**Exercise details**.
Look over the entries that follow. Report how many lines contain "text", with nothing else.
=== Provided entries ===
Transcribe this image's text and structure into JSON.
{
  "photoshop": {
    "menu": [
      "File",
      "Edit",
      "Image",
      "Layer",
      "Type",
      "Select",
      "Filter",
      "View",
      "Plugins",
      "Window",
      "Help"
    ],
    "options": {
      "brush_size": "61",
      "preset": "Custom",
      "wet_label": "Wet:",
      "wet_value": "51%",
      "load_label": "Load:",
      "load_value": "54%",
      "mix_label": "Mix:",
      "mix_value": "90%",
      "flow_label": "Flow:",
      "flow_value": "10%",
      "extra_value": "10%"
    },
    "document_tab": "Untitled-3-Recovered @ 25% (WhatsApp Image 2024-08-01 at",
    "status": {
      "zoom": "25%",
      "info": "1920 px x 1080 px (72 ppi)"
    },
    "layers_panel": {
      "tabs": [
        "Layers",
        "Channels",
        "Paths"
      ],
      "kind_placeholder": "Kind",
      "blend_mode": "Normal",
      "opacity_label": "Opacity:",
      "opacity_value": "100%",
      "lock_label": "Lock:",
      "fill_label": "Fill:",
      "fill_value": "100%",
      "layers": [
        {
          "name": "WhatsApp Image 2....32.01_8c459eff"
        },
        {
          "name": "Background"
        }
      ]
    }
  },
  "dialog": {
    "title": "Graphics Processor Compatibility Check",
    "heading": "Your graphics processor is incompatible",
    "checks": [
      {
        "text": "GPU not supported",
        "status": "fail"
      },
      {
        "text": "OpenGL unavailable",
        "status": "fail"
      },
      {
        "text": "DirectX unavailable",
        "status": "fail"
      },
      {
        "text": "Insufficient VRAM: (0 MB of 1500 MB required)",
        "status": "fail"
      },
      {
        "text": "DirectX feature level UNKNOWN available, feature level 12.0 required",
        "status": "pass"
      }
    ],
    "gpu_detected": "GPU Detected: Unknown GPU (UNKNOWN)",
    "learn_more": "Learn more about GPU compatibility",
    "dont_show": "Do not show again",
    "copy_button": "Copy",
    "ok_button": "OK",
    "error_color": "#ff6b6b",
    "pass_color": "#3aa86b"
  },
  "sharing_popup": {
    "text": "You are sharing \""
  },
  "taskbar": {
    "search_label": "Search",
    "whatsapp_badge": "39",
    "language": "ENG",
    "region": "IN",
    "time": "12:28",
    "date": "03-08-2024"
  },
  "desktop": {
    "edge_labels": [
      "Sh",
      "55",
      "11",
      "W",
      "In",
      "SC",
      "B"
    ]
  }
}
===
**Output for this exercise**.
7